4. Spencer wiggles and giggles and generally makes changing his diaper an extremely frustrating minute and a half, no matter how seriously I tell him to stop or even if I get mad.

Then I think about

1. How I'm terrified of being a nagging wife so I rarely ask Greg to do the things that we seem to have established (non-verbally) are my responsibilities. (and there are a hundred other reasons why it's not his fault). Instead I just sit around feeling sorry for myself and my terrible lot in life.

2. How often Aaron sees me get frustrated or annoyed with something small when I should really just fix it and move on.

3. How often I forget to be positive and encouraging to my kids when trying to help them overcome their little faults, but come across as critical or annoyed instead.

4. The few times in a row that I tickled and played with Spencer just before or after changing a diaper, even though I knew I would pay for it later when he wanted to play before/during/after every diaper change.

And I realize that I've created all these monsters. And I think even more about how I sick I am of me.

Then we get out of the house and when we cross a street I help Aaron walk his bike and he says, "I can do it, but thanks, mom, for helping me." And when we pass a little store he asks if we can go get an ice cream. When I say no he says, "But you only have to buy it for one guy: for me!" And I smile.

And my phone rings and Greg says he has a question for me, "Tell me what you think about this: When the kids come home from school we go for a picnic. Just you and me."

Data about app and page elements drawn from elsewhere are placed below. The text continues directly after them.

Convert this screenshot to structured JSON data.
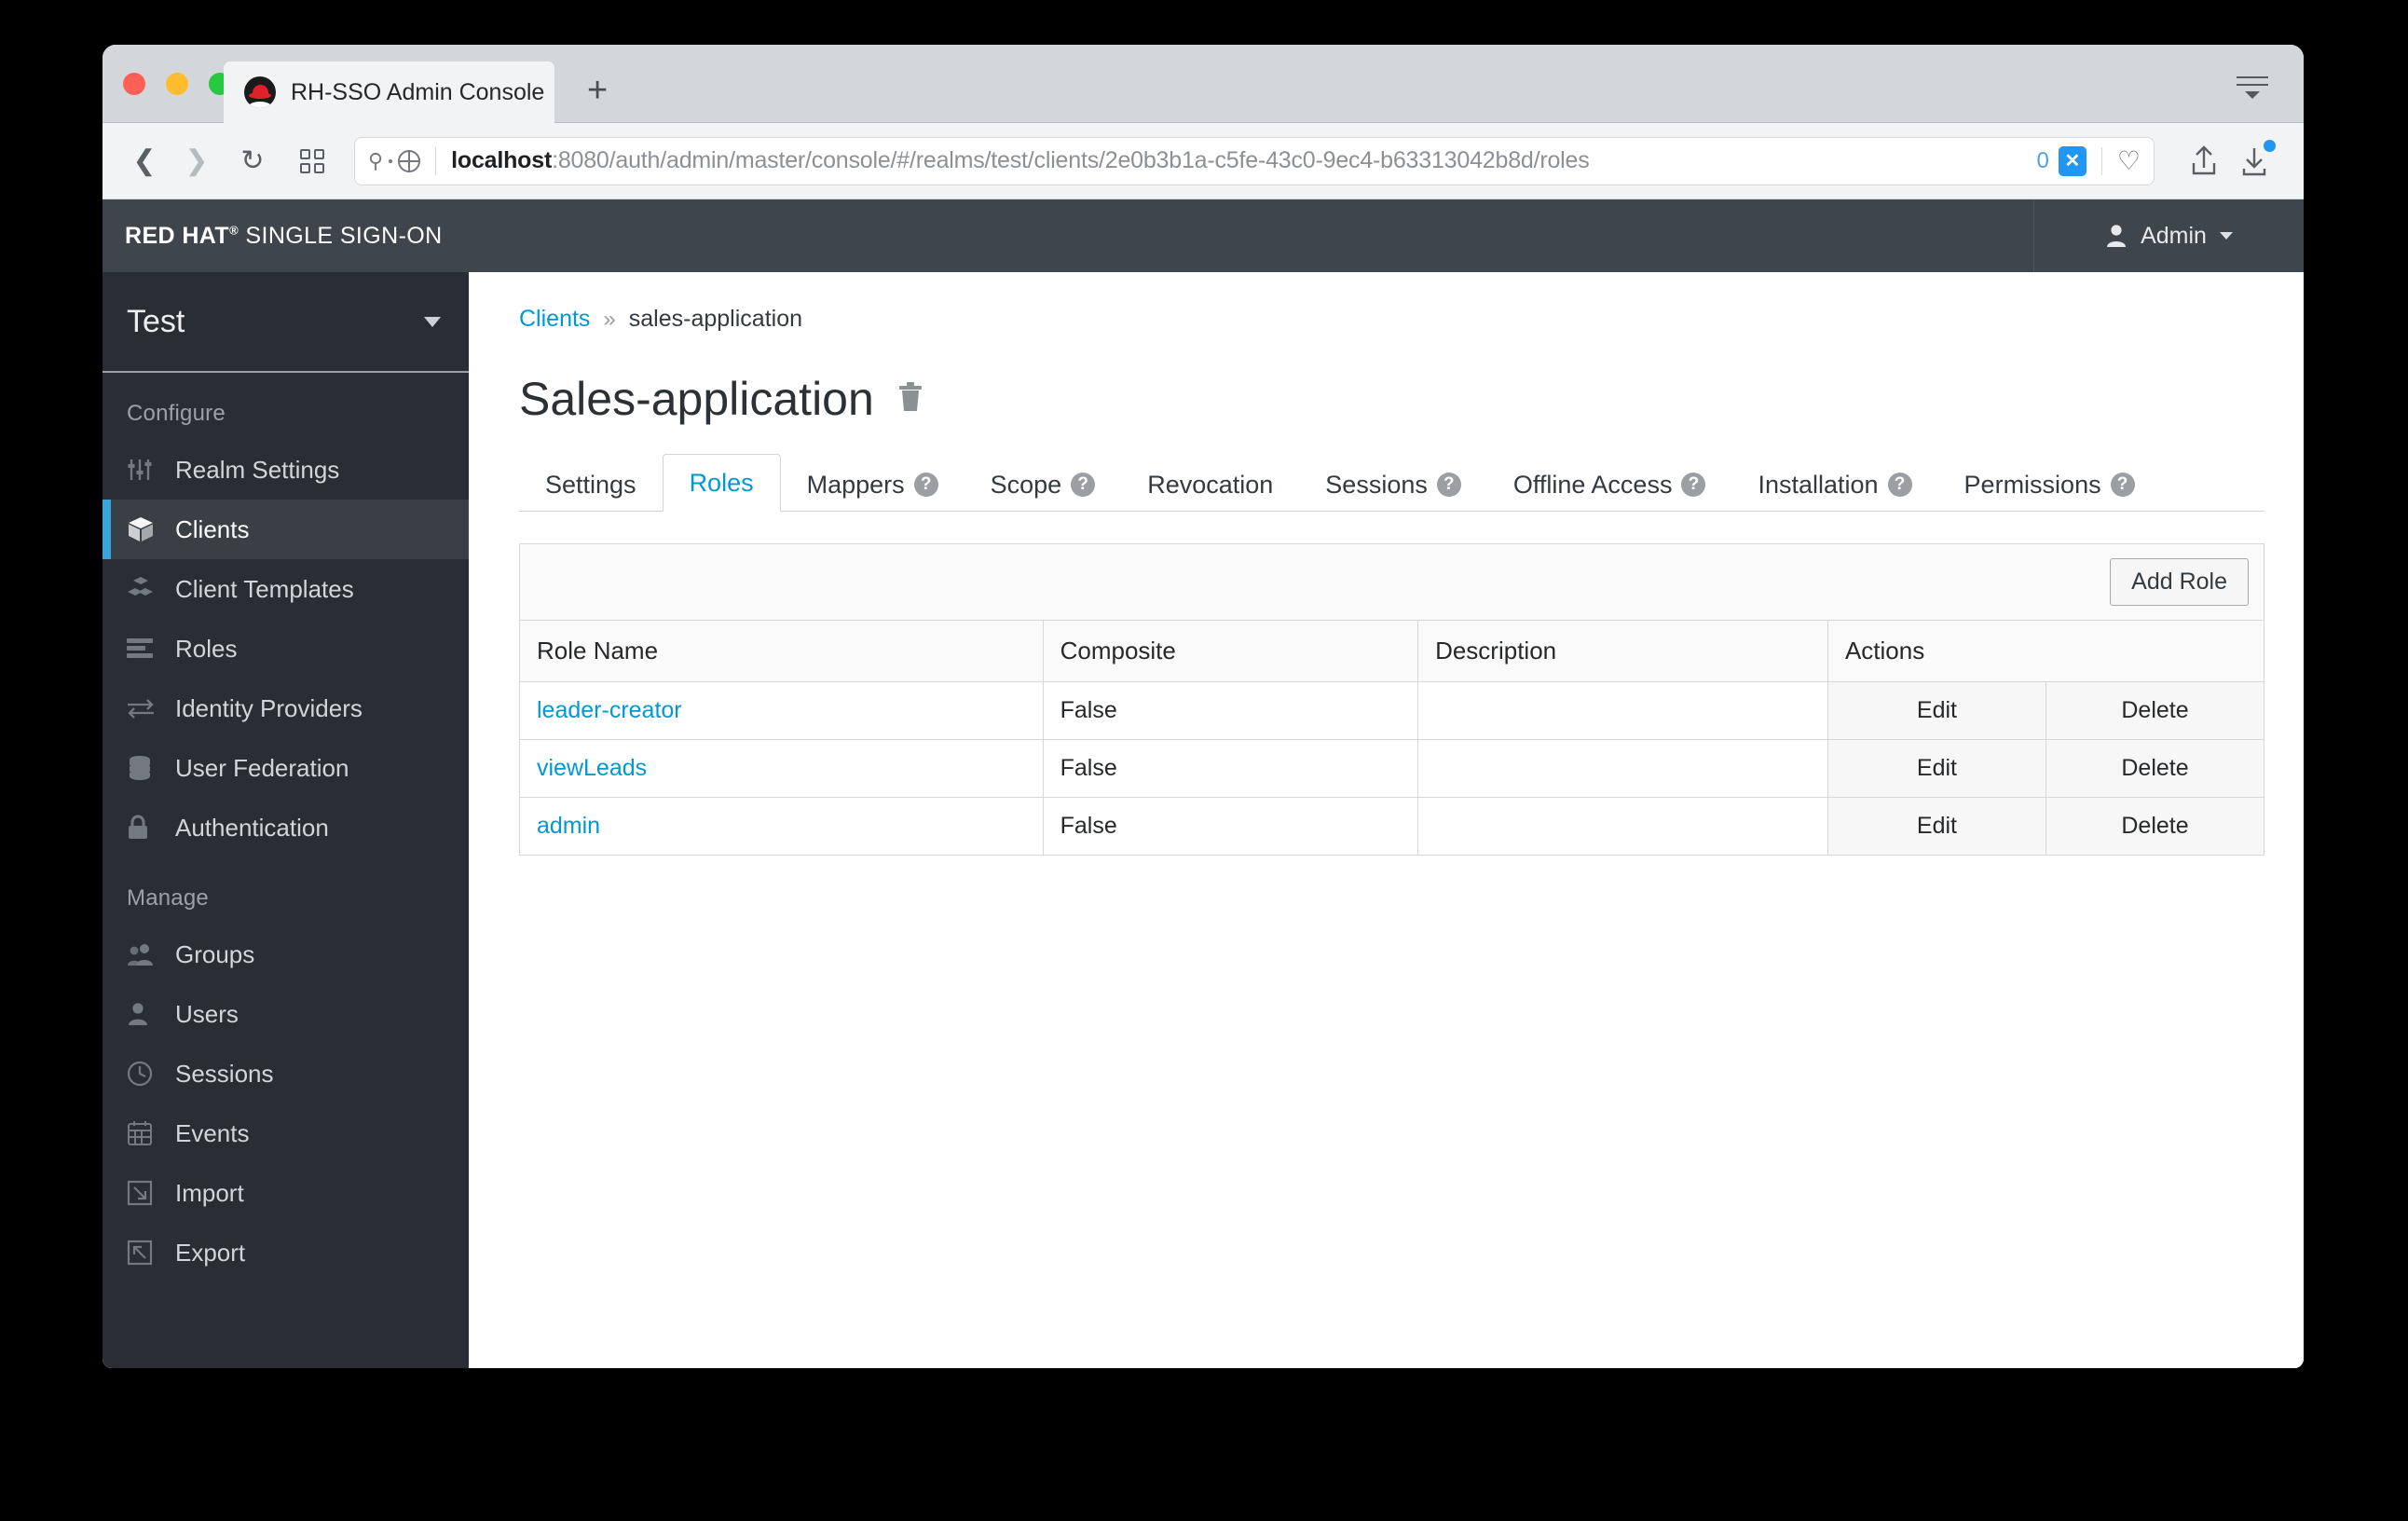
{
  "browser": {
    "tab": {
      "title": "RH-SSO Admin Console",
      "favicon": "redhat-fedora-icon"
    },
    "new_tab_label": "+",
    "url": {
      "host": "localhost",
      "path": ":8080/auth/admin/master/console/#/realms/test/clients/2e0b3b1a-c5fe-43c0-9ec4-b63313042b8d/roles",
      "blocked_count": "0",
      "blocked_badge": "✕"
    }
  },
  "header": {
    "brand_bold": "RED HAT",
    "brand_registered": "®",
    "brand_light": "SINGLE SIGN-ON",
    "user": "Admin"
  },
  "sidebar": {
    "realm": "Test",
    "groups": [
      {
        "title": "Configure",
        "items": [
          {
            "label": "Realm Settings",
            "icon": "sliders-icon",
            "active": false
          },
          {
            "label": "Clients",
            "icon": "cube-icon",
            "active": true
          },
          {
            "label": "Client Templates",
            "icon": "cubes-icon",
            "active": false
          },
          {
            "label": "Roles",
            "icon": "list-icon",
            "active": false
          },
          {
            "label": "Identity Providers",
            "icon": "exchange-icon",
            "active": false
          },
          {
            "label": "User Federation",
            "icon": "database-icon",
            "active": false
          },
          {
            "label": "Authentication",
            "icon": "lock-icon",
            "active": false
          }
        ]
      },
      {
        "title": "Manage",
        "items": [
          {
            "label": "Groups",
            "icon": "users-icon",
            "active": false
          },
          {
            "label": "Users",
            "icon": "user-icon",
            "active": false
          },
          {
            "label": "Sessions",
            "icon": "clock-icon",
            "active": false
          },
          {
            "label": "Events",
            "icon": "calendar-icon",
            "active": false
          },
          {
            "label": "Import",
            "icon": "import-icon",
            "active": false
          },
          {
            "label": "Export",
            "icon": "export-icon",
            "active": false
          }
        ]
      }
    ]
  },
  "main": {
    "breadcrumb": {
      "root": "Clients",
      "separator": "»",
      "current": "sales-application"
    },
    "page_title": "Sales-application",
    "delete_icon": "trash-icon",
    "tabs": [
      {
        "label": "Settings",
        "help": false,
        "active": false
      },
      {
        "label": "Roles",
        "help": false,
        "active": true
      },
      {
        "label": "Mappers",
        "help": true,
        "active": false
      },
      {
        "label": "Scope",
        "help": true,
        "active": false
      },
      {
        "label": "Revocation",
        "help": false,
        "active": false
      },
      {
        "label": "Sessions",
        "help": true,
        "active": false
      },
      {
        "label": "Offline Access",
        "help": true,
        "active": false
      },
      {
        "label": "Installation",
        "help": true,
        "active": false
      },
      {
        "label": "Permissions",
        "help": true,
        "active": false
      }
    ],
    "add_role_label": "Add Role",
    "table": {
      "columns": [
        "Role Name",
        "Composite",
        "Description",
        "Actions"
      ],
      "rows": [
        {
          "role_name": "leader-creator",
          "composite": "False",
          "description": "",
          "edit": "Edit",
          "delete": "Delete"
        },
        {
          "role_name": "viewLeads",
          "composite": "False",
          "description": "",
          "edit": "Edit",
          "delete": "Delete"
        },
        {
          "role_name": "admin",
          "composite": "False",
          "description": "",
          "edit": "Edit",
          "delete": "Delete"
        }
      ]
    }
  },
  "colors": {
    "brand_dark": "#3f454c",
    "sidebar": "#292e34",
    "accent_blue": "#0099d3",
    "active_bar": "#39a5dc"
  }
}
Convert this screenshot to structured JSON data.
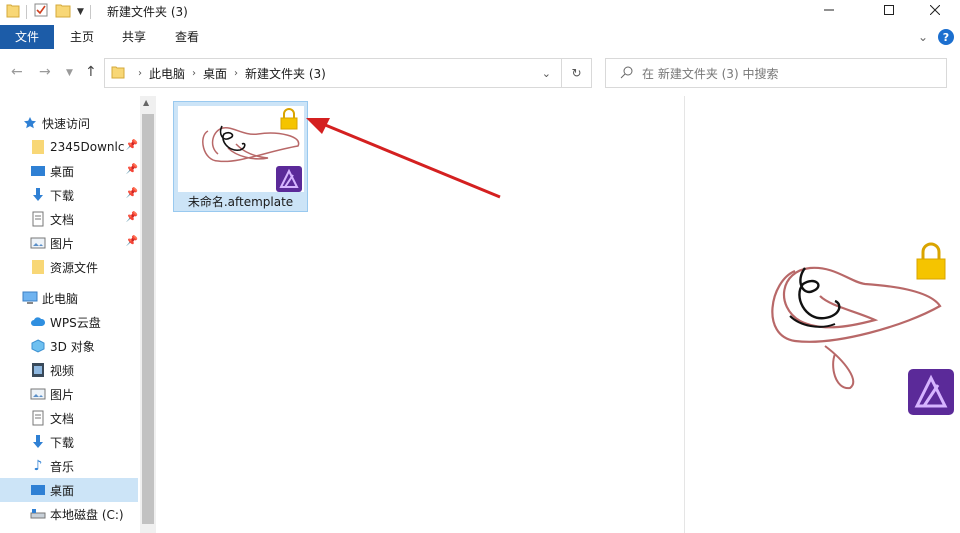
{
  "window": {
    "title": "新建文件夹 (3)"
  },
  "ribbon": {
    "tabs": [
      "文件",
      "主页",
      "共享",
      "查看"
    ]
  },
  "address": {
    "crumbs": [
      "此电脑",
      "桌面",
      "新建文件夹 (3)"
    ]
  },
  "search": {
    "placeholder": "在 新建文件夹 (3) 中搜索"
  },
  "nav": {
    "quick_access": "快速访问",
    "quick_items": [
      "2345Downlc",
      "桌面",
      "下载",
      "文档",
      "图片",
      "资源文件"
    ],
    "this_pc": "此电脑",
    "pc_items": [
      "WPS云盘",
      "3D 对象",
      "视频",
      "图片",
      "文档",
      "下载",
      "音乐",
      "桌面",
      "本地磁盘 (C:)"
    ]
  },
  "files": [
    {
      "name": "未命名.aftemplate",
      "selected": true,
      "locked": true
    }
  ],
  "colors": {
    "accent": "#1c5ca8",
    "selection": "#cce4f7",
    "arrow": "#d42020",
    "affinity": "#7b3fc4"
  },
  "icons": [
    "folder-icon",
    "checkbox-icon",
    "minimize-icon",
    "maximize-icon",
    "close-icon",
    "back-icon",
    "forward-icon",
    "up-icon",
    "refresh-icon",
    "search-icon",
    "star-icon",
    "pin-icon",
    "lock-icon",
    "affinity-icon",
    "help-icon"
  ]
}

And I think that's a great idea. And I think I'm going to pull out my scriptures*, for goodness sake, and start being more like the person I want to be instead of thinking about how different I am from her. I'm gonna smile this frown away.
*A very real key to my happiness and one that I forget about waaaaay too often and just read a quick chapter before bed instead of actually studying.